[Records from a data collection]
──────
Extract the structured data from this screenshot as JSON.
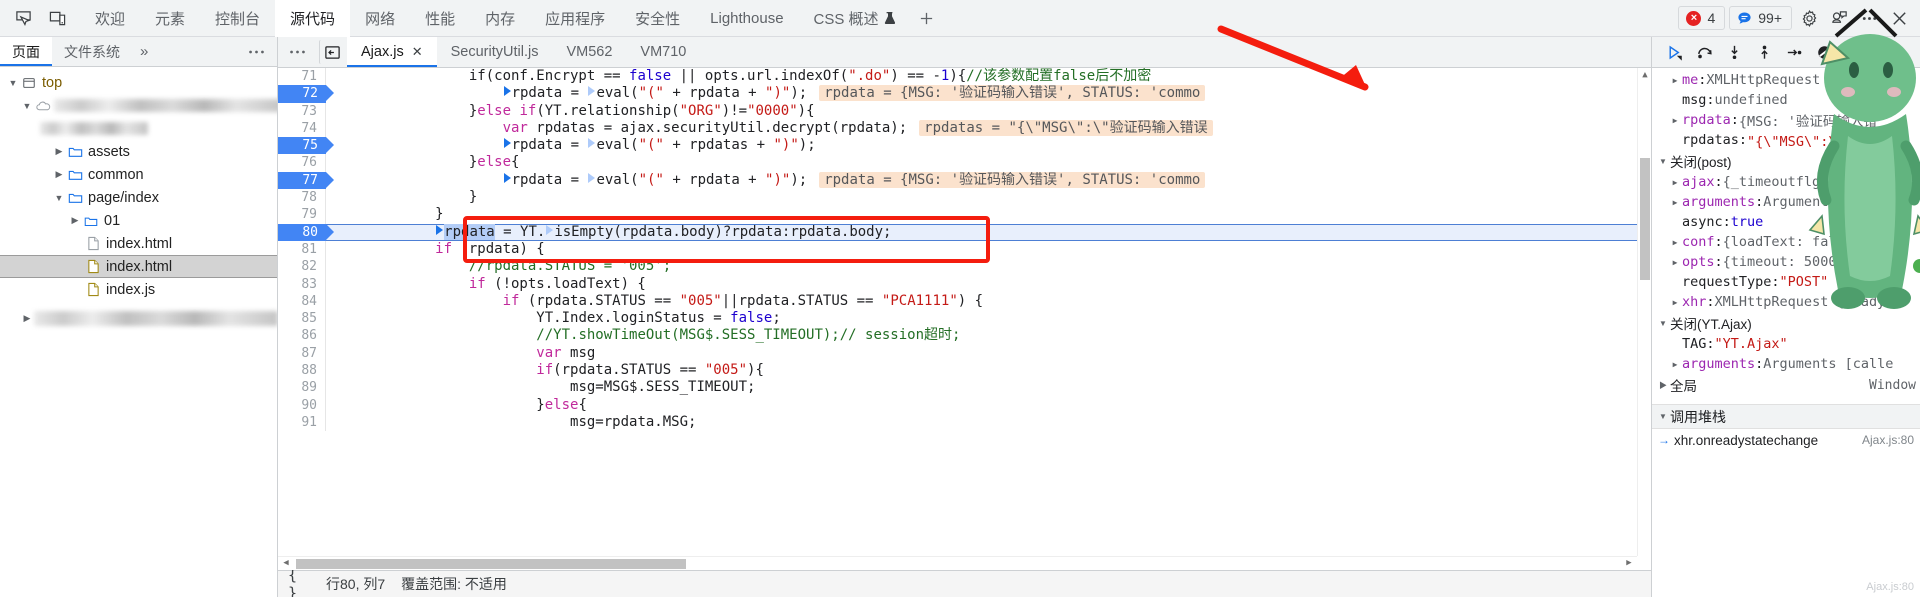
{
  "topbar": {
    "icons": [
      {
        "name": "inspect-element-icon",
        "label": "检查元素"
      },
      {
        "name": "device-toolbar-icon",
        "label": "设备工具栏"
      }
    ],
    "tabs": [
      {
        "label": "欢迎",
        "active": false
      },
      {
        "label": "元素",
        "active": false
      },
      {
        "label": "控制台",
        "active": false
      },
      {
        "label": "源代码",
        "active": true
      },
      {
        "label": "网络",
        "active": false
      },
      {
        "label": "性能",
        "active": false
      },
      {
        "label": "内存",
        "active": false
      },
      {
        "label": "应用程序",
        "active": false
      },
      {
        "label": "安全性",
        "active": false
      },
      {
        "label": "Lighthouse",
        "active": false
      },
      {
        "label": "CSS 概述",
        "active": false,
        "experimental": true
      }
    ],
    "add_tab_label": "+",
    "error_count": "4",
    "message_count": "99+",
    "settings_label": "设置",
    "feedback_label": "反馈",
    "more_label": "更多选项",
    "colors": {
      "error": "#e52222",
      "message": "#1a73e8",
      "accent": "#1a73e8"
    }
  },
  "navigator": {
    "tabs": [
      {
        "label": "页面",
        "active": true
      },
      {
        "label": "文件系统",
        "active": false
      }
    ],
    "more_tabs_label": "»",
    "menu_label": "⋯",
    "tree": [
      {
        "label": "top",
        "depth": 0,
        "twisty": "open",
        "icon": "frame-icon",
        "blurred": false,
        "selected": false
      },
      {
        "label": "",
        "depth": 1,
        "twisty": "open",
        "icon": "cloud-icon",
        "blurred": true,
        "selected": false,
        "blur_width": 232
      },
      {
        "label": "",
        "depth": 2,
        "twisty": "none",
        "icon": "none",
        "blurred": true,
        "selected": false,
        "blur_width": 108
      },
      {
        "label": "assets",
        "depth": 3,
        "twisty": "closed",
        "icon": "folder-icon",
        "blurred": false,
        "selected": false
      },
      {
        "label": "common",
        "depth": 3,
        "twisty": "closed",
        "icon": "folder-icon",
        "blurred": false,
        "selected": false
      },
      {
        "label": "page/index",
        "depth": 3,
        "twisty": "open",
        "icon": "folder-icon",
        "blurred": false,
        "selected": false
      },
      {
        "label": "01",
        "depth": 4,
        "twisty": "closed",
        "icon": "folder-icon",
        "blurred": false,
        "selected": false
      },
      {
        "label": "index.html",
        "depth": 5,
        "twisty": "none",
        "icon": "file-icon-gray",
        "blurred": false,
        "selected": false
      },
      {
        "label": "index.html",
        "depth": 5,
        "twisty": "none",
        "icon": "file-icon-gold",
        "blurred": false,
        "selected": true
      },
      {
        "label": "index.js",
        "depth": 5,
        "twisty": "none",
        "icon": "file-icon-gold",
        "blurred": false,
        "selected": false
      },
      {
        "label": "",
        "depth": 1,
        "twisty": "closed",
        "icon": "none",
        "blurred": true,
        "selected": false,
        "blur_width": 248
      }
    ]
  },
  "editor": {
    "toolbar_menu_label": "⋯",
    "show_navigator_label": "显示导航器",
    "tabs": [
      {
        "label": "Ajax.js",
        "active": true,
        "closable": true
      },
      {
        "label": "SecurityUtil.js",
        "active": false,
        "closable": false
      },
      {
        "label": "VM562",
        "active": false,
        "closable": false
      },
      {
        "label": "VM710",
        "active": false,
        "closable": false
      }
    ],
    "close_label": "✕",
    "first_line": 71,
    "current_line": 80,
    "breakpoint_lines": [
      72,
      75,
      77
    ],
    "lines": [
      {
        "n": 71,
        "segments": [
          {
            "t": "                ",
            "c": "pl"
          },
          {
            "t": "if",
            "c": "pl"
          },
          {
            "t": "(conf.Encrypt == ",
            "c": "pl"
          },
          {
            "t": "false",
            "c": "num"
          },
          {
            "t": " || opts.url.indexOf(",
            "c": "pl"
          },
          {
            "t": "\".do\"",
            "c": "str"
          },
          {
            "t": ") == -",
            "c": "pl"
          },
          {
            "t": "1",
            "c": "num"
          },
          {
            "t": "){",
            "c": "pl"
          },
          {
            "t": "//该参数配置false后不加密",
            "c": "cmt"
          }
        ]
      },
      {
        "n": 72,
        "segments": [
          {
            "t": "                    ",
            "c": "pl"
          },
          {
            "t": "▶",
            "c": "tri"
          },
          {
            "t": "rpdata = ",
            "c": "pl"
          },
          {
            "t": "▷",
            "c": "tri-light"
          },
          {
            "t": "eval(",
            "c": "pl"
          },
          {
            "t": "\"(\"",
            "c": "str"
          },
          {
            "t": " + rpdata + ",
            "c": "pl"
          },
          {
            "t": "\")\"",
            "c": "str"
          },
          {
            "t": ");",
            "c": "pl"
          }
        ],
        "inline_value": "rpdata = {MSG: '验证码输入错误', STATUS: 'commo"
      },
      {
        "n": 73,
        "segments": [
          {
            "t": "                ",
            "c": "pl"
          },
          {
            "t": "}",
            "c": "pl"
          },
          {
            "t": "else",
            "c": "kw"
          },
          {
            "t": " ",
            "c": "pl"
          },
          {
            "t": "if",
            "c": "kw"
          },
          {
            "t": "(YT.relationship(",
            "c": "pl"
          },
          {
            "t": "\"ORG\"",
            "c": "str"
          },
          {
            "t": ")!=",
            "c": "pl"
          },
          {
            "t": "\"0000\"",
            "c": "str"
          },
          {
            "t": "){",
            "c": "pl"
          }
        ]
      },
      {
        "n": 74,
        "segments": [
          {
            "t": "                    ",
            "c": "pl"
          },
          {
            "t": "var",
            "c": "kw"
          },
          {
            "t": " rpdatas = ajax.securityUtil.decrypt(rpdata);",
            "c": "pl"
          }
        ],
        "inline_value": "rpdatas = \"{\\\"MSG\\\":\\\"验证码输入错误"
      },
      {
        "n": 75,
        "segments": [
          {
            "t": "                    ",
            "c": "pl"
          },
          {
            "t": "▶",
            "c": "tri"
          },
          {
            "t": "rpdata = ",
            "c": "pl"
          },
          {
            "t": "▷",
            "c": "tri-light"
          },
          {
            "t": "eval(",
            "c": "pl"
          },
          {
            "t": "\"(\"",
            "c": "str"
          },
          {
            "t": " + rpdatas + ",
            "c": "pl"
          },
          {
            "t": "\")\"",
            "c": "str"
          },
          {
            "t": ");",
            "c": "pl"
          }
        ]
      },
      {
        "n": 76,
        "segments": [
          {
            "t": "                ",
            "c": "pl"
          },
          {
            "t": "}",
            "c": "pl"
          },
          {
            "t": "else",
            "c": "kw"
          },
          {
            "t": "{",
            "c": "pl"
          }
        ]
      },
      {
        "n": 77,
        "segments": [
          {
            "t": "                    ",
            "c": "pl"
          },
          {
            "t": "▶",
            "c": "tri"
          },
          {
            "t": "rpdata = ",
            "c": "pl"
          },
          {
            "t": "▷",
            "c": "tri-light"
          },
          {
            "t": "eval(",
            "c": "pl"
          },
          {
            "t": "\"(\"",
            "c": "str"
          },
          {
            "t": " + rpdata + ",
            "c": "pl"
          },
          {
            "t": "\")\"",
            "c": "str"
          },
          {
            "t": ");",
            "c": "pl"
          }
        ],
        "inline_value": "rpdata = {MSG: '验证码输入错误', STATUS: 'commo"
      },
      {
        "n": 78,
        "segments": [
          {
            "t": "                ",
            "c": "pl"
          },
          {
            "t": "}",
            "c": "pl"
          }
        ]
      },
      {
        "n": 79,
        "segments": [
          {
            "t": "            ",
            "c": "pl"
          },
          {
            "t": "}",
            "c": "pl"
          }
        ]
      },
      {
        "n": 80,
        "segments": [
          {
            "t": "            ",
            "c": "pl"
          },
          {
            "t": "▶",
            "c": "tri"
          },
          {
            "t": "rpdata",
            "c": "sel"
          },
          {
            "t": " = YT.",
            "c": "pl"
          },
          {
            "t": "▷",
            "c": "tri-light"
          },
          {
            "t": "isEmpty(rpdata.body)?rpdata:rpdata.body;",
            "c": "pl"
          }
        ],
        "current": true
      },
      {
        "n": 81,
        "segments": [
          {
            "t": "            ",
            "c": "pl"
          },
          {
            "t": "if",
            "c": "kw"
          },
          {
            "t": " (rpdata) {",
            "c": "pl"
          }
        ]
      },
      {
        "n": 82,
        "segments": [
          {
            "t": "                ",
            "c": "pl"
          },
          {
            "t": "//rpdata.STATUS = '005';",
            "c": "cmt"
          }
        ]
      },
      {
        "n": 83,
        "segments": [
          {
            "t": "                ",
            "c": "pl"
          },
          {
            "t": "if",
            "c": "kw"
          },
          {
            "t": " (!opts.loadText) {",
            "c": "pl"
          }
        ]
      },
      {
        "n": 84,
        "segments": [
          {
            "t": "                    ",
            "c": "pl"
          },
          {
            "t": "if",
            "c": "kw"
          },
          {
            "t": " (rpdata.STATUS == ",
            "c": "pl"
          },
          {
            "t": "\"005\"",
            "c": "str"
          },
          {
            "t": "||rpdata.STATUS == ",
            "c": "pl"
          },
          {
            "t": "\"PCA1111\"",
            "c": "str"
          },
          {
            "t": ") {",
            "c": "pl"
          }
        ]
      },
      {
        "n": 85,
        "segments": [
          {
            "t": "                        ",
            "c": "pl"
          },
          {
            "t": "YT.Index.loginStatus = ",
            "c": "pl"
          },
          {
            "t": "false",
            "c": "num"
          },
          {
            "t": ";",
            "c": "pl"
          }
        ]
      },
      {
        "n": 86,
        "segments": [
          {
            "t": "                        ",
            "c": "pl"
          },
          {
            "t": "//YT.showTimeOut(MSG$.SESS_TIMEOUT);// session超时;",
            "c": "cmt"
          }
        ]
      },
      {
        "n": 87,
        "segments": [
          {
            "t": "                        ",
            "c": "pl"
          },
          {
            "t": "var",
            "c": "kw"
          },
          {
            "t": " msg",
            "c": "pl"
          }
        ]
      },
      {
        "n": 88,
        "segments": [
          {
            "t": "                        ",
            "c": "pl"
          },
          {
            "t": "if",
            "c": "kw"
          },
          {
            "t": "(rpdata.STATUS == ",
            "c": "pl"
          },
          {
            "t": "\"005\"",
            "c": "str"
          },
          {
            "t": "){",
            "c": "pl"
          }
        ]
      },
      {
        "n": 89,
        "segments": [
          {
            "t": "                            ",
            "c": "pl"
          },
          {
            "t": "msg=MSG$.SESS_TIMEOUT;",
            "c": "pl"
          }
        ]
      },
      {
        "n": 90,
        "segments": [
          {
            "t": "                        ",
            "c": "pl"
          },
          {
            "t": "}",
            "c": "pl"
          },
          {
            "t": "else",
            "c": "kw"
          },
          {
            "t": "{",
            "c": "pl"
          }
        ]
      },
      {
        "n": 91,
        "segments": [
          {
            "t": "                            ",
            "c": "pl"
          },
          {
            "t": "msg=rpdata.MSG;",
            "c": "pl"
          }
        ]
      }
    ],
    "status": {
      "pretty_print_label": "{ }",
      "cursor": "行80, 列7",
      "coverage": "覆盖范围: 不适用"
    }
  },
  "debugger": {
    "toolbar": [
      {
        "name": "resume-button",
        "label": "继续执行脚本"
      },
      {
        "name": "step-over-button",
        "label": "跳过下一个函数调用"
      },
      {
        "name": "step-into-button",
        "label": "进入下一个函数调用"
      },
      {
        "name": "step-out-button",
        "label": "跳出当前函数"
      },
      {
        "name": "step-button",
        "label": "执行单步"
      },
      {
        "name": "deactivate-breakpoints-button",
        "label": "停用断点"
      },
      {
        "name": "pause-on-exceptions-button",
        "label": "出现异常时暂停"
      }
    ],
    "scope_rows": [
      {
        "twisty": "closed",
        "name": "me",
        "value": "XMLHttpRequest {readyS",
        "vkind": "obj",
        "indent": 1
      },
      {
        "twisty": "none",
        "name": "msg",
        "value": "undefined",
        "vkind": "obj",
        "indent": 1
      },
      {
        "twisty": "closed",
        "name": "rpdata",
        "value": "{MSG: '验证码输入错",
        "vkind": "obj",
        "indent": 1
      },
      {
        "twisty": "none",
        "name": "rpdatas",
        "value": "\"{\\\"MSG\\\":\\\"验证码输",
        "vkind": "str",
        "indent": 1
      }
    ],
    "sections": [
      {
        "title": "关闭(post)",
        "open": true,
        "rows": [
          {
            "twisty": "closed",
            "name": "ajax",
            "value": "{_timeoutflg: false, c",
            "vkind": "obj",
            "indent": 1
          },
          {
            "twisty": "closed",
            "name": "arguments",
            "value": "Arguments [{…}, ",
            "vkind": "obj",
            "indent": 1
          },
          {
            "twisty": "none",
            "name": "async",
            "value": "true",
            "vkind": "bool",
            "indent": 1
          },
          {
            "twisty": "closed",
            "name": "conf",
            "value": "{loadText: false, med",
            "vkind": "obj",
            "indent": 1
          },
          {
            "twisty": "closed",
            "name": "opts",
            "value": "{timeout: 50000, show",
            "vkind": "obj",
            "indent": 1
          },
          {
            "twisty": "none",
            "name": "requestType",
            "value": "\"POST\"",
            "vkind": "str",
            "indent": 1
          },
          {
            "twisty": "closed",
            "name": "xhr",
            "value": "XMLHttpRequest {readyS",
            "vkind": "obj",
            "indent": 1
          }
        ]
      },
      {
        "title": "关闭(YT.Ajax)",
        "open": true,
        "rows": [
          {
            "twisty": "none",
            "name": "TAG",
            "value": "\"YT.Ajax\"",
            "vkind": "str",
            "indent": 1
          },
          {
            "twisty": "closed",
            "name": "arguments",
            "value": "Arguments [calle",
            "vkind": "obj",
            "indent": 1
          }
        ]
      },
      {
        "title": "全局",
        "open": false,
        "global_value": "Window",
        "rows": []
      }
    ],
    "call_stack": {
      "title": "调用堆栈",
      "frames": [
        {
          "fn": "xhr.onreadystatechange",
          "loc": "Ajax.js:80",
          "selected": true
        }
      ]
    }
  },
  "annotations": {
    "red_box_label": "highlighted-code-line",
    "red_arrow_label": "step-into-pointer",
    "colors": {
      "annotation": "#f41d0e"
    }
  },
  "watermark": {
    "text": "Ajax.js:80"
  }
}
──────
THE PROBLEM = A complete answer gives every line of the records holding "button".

SOLUTION TO THE EXERCISE =
        "name": "resume-button",
        "name": "step-over-button",
        "name": "step-into-button",
        "name": "step-out-button",
        "name": "step-button",
        "name": "deactivate-breakpoints-button",
        "name": "pause-on-exceptions-button",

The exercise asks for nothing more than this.